Task brief — An exact copy of every entry is needed here; the images stay out.

Stored dataset items —
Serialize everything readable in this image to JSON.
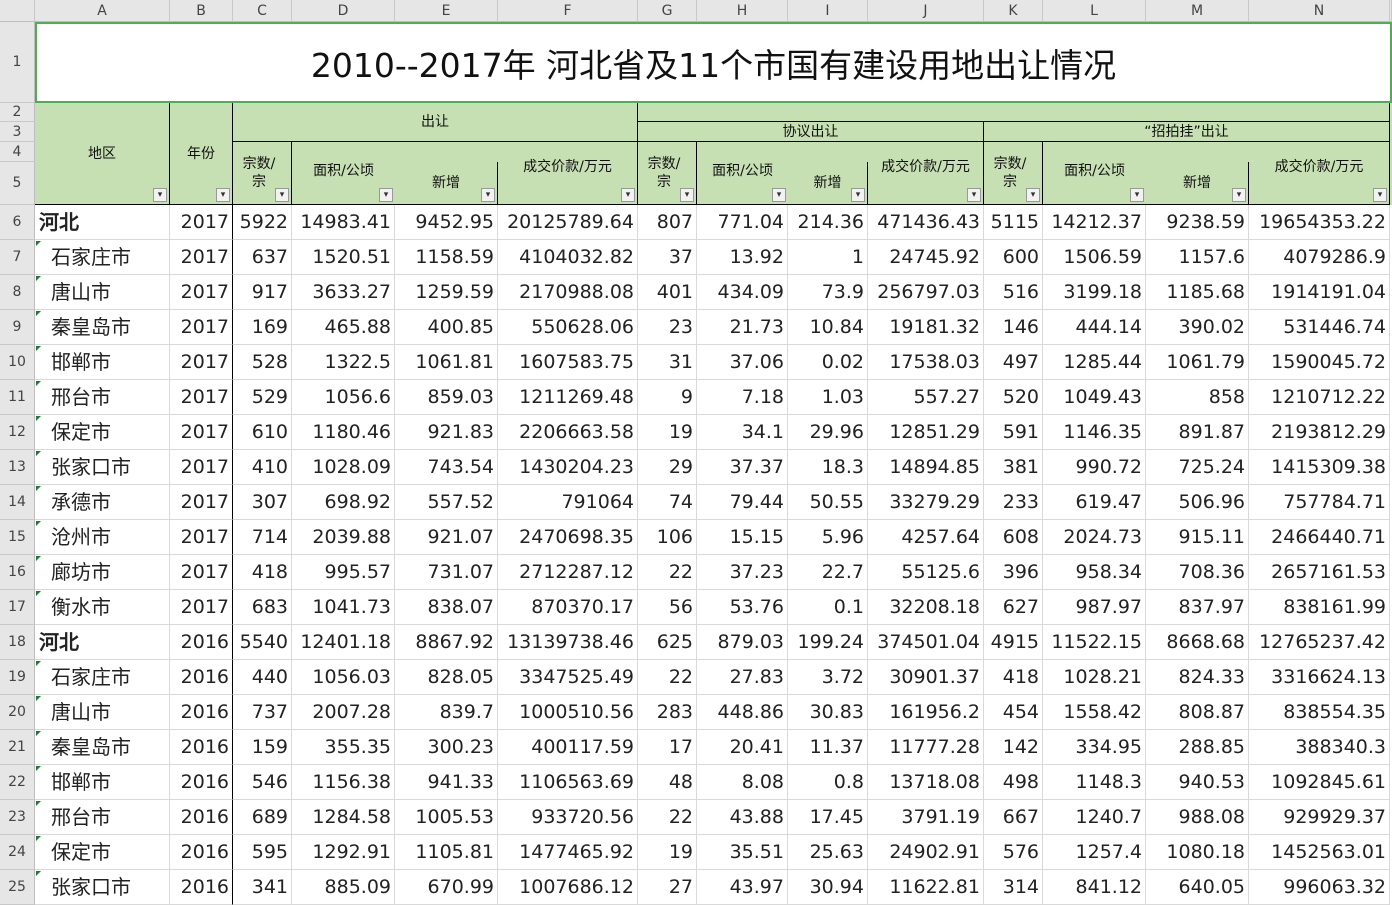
{
  "columns": [
    "A",
    "B",
    "C",
    "D",
    "E",
    "F",
    "G",
    "H",
    "I",
    "J",
    "K",
    "L",
    "M",
    "N"
  ],
  "title": "2010--2017年 河北省及11个市国有建设用地出让情况",
  "headers": {
    "region": "地区",
    "year": "年份",
    "transfer": "出让",
    "agreement": "协议出让",
    "auction": "“招拍挂”出让",
    "count": "宗数/宗",
    "area": "面积/公顷",
    "new": "新增",
    "price": "成交价款/万元",
    "filter_icon": "▾"
  },
  "rows": [
    {
      "n": 6,
      "region": "河北",
      "prov": true,
      "year": "2017",
      "v": [
        "5922",
        "14983.41",
        "9452.95",
        "20125789.64",
        "807",
        "771.04",
        "214.36",
        "471436.43",
        "5115",
        "14212.37",
        "9238.59",
        "19654353.22"
      ]
    },
    {
      "n": 7,
      "region": "石家庄市",
      "year": "2017",
      "v": [
        "637",
        "1520.51",
        "1158.59",
        "4104032.82",
        "37",
        "13.92",
        "1",
        "24745.92",
        "600",
        "1506.59",
        "1157.6",
        "4079286.9"
      ]
    },
    {
      "n": 8,
      "region": "唐山市",
      "year": "2017",
      "v": [
        "917",
        "3633.27",
        "1259.59",
        "2170988.08",
        "401",
        "434.09",
        "73.9",
        "256797.03",
        "516",
        "3199.18",
        "1185.68",
        "1914191.04"
      ]
    },
    {
      "n": 9,
      "region": "秦皇岛市",
      "year": "2017",
      "v": [
        "169",
        "465.88",
        "400.85",
        "550628.06",
        "23",
        "21.73",
        "10.84",
        "19181.32",
        "146",
        "444.14",
        "390.02",
        "531446.74"
      ]
    },
    {
      "n": 10,
      "region": "邯郸市",
      "year": "2017",
      "v": [
        "528",
        "1322.5",
        "1061.81",
        "1607583.75",
        "31",
        "37.06",
        "0.02",
        "17538.03",
        "497",
        "1285.44",
        "1061.79",
        "1590045.72"
      ]
    },
    {
      "n": 11,
      "region": "邢台市",
      "year": "2017",
      "v": [
        "529",
        "1056.6",
        "859.03",
        "1211269.48",
        "9",
        "7.18",
        "1.03",
        "557.27",
        "520",
        "1049.43",
        "858",
        "1210712.22"
      ]
    },
    {
      "n": 12,
      "region": "保定市",
      "year": "2017",
      "v": [
        "610",
        "1180.46",
        "921.83",
        "2206663.58",
        "19",
        "34.1",
        "29.96",
        "12851.29",
        "591",
        "1146.35",
        "891.87",
        "2193812.29"
      ]
    },
    {
      "n": 13,
      "region": "张家口市",
      "year": "2017",
      "v": [
        "410",
        "1028.09",
        "743.54",
        "1430204.23",
        "29",
        "37.37",
        "18.3",
        "14894.85",
        "381",
        "990.72",
        "725.24",
        "1415309.38"
      ]
    },
    {
      "n": 14,
      "region": "承德市",
      "year": "2017",
      "v": [
        "307",
        "698.92",
        "557.52",
        "791064",
        "74",
        "79.44",
        "50.55",
        "33279.29",
        "233",
        "619.47",
        "506.96",
        "757784.71"
      ]
    },
    {
      "n": 15,
      "region": "沧州市",
      "year": "2017",
      "v": [
        "714",
        "2039.88",
        "921.07",
        "2470698.35",
        "106",
        "15.15",
        "5.96",
        "4257.64",
        "608",
        "2024.73",
        "915.11",
        "2466440.71"
      ]
    },
    {
      "n": 16,
      "region": "廊坊市",
      "year": "2017",
      "v": [
        "418",
        "995.57",
        "731.07",
        "2712287.12",
        "22",
        "37.23",
        "22.7",
        "55125.6",
        "396",
        "958.34",
        "708.36",
        "2657161.53"
      ]
    },
    {
      "n": 17,
      "region": "衡水市",
      "year": "2017",
      "v": [
        "683",
        "1041.73",
        "838.07",
        "870370.17",
        "56",
        "53.76",
        "0.1",
        "32208.18",
        "627",
        "987.97",
        "837.97",
        "838161.99"
      ]
    },
    {
      "n": 18,
      "region": "河北",
      "prov": true,
      "year": "2016",
      "v": [
        "5540",
        "12401.18",
        "8867.92",
        "13139738.46",
        "625",
        "879.03",
        "199.24",
        "374501.04",
        "4915",
        "11522.15",
        "8668.68",
        "12765237.42"
      ]
    },
    {
      "n": 19,
      "region": "石家庄市",
      "year": "2016",
      "v": [
        "440",
        "1056.03",
        "828.05",
        "3347525.49",
        "22",
        "27.83",
        "3.72",
        "30901.37",
        "418",
        "1028.21",
        "824.33",
        "3316624.13"
      ]
    },
    {
      "n": 20,
      "region": "唐山市",
      "year": "2016",
      "v": [
        "737",
        "2007.28",
        "839.7",
        "1000510.56",
        "283",
        "448.86",
        "30.83",
        "161956.2",
        "454",
        "1558.42",
        "808.87",
        "838554.35"
      ]
    },
    {
      "n": 21,
      "region": "秦皇岛市",
      "year": "2016",
      "v": [
        "159",
        "355.35",
        "300.23",
        "400117.59",
        "17",
        "20.41",
        "11.37",
        "11777.28",
        "142",
        "334.95",
        "288.85",
        "388340.3"
      ]
    },
    {
      "n": 22,
      "region": "邯郸市",
      "year": "2016",
      "v": [
        "546",
        "1156.38",
        "941.33",
        "1106563.69",
        "48",
        "8.08",
        "0.8",
        "13718.08",
        "498",
        "1148.3",
        "940.53",
        "1092845.61"
      ]
    },
    {
      "n": 23,
      "region": "邢台市",
      "year": "2016",
      "v": [
        "689",
        "1284.58",
        "1005.53",
        "933720.56",
        "22",
        "43.88",
        "17.45",
        "3791.19",
        "667",
        "1240.7",
        "988.08",
        "929929.37"
      ]
    },
    {
      "n": 24,
      "region": "保定市",
      "year": "2016",
      "v": [
        "595",
        "1292.91",
        "1105.81",
        "1477465.92",
        "19",
        "35.51",
        "25.63",
        "24902.91",
        "576",
        "1257.4",
        "1080.18",
        "1452563.01"
      ]
    },
    {
      "n": 25,
      "region": "张家口市",
      "year": "2016",
      "v": [
        "341",
        "885.09",
        "670.99",
        "1007686.12",
        "27",
        "43.97",
        "30.94",
        "11622.81",
        "314",
        "841.12",
        "640.05",
        "996063.32"
      ]
    }
  ]
}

Answer box —
Serialize everything readable in this image to JSON.
{
  "columns": [
    "A",
    "B",
    "C",
    "D",
    "E",
    "F",
    "G",
    "H",
    "I",
    "J",
    "K",
    "L",
    "M",
    "N"
  ],
  "title": "2010--2017年 河北省及11个市国有建设用地出让情况",
  "headers": {
    "region": "地区",
    "year": "年份",
    "transfer": "出让",
    "agreement": "协议出让",
    "auction": "“招拍挂”出让",
    "count": "宗数/宗",
    "area": "面积/公顷",
    "new": "新增",
    "price": "成交价款/万元",
    "filter_icon": "▾"
  },
  "rows": [
    {
      "n": 6,
      "region": "河北",
      "prov": true,
      "year": "2017",
      "v": [
        "5922",
        "14983.41",
        "9452.95",
        "20125789.64",
        "807",
        "771.04",
        "214.36",
        "471436.43",
        "5115",
        "14212.37",
        "9238.59",
        "19654353.22"
      ]
    },
    {
      "n": 7,
      "region": "石家庄市",
      "year": "2017",
      "v": [
        "637",
        "1520.51",
        "1158.59",
        "4104032.82",
        "37",
        "13.92",
        "1",
        "24745.92",
        "600",
        "1506.59",
        "1157.6",
        "4079286.9"
      ]
    },
    {
      "n": 8,
      "region": "唐山市",
      "year": "2017",
      "v": [
        "917",
        "3633.27",
        "1259.59",
        "2170988.08",
        "401",
        "434.09",
        "73.9",
        "256797.03",
        "516",
        "3199.18",
        "1185.68",
        "1914191.04"
      ]
    },
    {
      "n": 9,
      "region": "秦皇岛市",
      "year": "2017",
      "v": [
        "169",
        "465.88",
        "400.85",
        "550628.06",
        "23",
        "21.73",
        "10.84",
        "19181.32",
        "146",
        "444.14",
        "390.02",
        "531446.74"
      ]
    },
    {
      "n": 10,
      "region": "邯郸市",
      "year": "2017",
      "v": [
        "528",
        "1322.5",
        "1061.81",
        "1607583.75",
        "31",
        "37.06",
        "0.02",
        "17538.03",
        "497",
        "1285.44",
        "1061.79",
        "1590045.72"
      ]
    },
    {
      "n": 11,
      "region": "邢台市",
      "year": "2017",
      "v": [
        "529",
        "1056.6",
        "859.03",
        "1211269.48",
        "9",
        "7.18",
        "1.03",
        "557.27",
        "520",
        "1049.43",
        "858",
        "1210712.22"
      ]
    },
    {
      "n": 12,
      "region": "保定市",
      "year": "2017",
      "v": [
        "610",
        "1180.46",
        "921.83",
        "2206663.58",
        "19",
        "34.1",
        "29.96",
        "12851.29",
        "591",
        "1146.35",
        "891.87",
        "2193812.29"
      ]
    },
    {
      "n": 13,
      "region": "张家口市",
      "year": "2017",
      "v": [
        "410",
        "1028.09",
        "743.54",
        "1430204.23",
        "29",
        "37.37",
        "18.3",
        "14894.85",
        "381",
        "990.72",
        "725.24",
        "1415309.38"
      ]
    },
    {
      "n": 14,
      "region": "承德市",
      "year": "2017",
      "v": [
        "307",
        "698.92",
        "557.52",
        "791064",
        "74",
        "79.44",
        "50.55",
        "33279.29",
        "233",
        "619.47",
        "506.96",
        "757784.71"
      ]
    },
    {
      "n": 15,
      "region": "沧州市",
      "year": "2017",
      "v": [
        "714",
        "2039.88",
        "921.07",
        "2470698.35",
        "106",
        "15.15",
        "5.96",
        "4257.64",
        "608",
        "2024.73",
        "915.11",
        "2466440.71"
      ]
    },
    {
      "n": 16,
      "region": "廊坊市",
      "year": "2017",
      "v": [
        "418",
        "995.57",
        "731.07",
        "2712287.12",
        "22",
        "37.23",
        "22.7",
        "55125.6",
        "396",
        "958.34",
        "708.36",
        "2657161.53"
      ]
    },
    {
      "n": 17,
      "region": "衡水市",
      "year": "2017",
      "v": [
        "683",
        "1041.73",
        "838.07",
        "870370.17",
        "56",
        "53.76",
        "0.1",
        "32208.18",
        "627",
        "987.97",
        "837.97",
        "838161.99"
      ]
    },
    {
      "n": 18,
      "region": "河北",
      "prov": true,
      "year": "2016",
      "v": [
        "5540",
        "12401.18",
        "8867.92",
        "13139738.46",
        "625",
        "879.03",
        "199.24",
        "374501.04",
        "4915",
        "11522.15",
        "8668.68",
        "12765237.42"
      ]
    },
    {
      "n": 19,
      "region": "石家庄市",
      "year": "2016",
      "v": [
        "440",
        "1056.03",
        "828.05",
        "3347525.49",
        "22",
        "27.83",
        "3.72",
        "30901.37",
        "418",
        "1028.21",
        "824.33",
        "3316624.13"
      ]
    },
    {
      "n": 20,
      "region": "唐山市",
      "year": "2016",
      "v": [
        "737",
        "2007.28",
        "839.7",
        "1000510.56",
        "283",
        "448.86",
        "30.83",
        "161956.2",
        "454",
        "1558.42",
        "808.87",
        "838554.35"
      ]
    },
    {
      "n": 21,
      "region": "秦皇岛市",
      "year": "2016",
      "v": [
        "159",
        "355.35",
        "300.23",
        "400117.59",
        "17",
        "20.41",
        "11.37",
        "11777.28",
        "142",
        "334.95",
        "288.85",
        "388340.3"
      ]
    },
    {
      "n": 22,
      "region": "邯郸市",
      "year": "2016",
      "v": [
        "546",
        "1156.38",
        "941.33",
        "1106563.69",
        "48",
        "8.08",
        "0.8",
        "13718.08",
        "498",
        "1148.3",
        "940.53",
        "1092845.61"
      ]
    },
    {
      "n": 23,
      "region": "邢台市",
      "year": "2016",
      "v": [
        "689",
        "1284.58",
        "1005.53",
        "933720.56",
        "22",
        "43.88",
        "17.45",
        "3791.19",
        "667",
        "1240.7",
        "988.08",
        "929929.37"
      ]
    },
    {
      "n": 24,
      "region": "保定市",
      "year": "2016",
      "v": [
        "595",
        "1292.91",
        "1105.81",
        "1477465.92",
        "19",
        "35.51",
        "25.63",
        "24902.91",
        "576",
        "1257.4",
        "1080.18",
        "1452563.01"
      ]
    },
    {
      "n": 25,
      "region": "张家口市",
      "year": "2016",
      "v": [
        "341",
        "885.09",
        "670.99",
        "1007686.12",
        "27",
        "43.97",
        "30.94",
        "11622.81",
        "314",
        "841.12",
        "640.05",
        "996063.32"
      ]
    }
  ]
}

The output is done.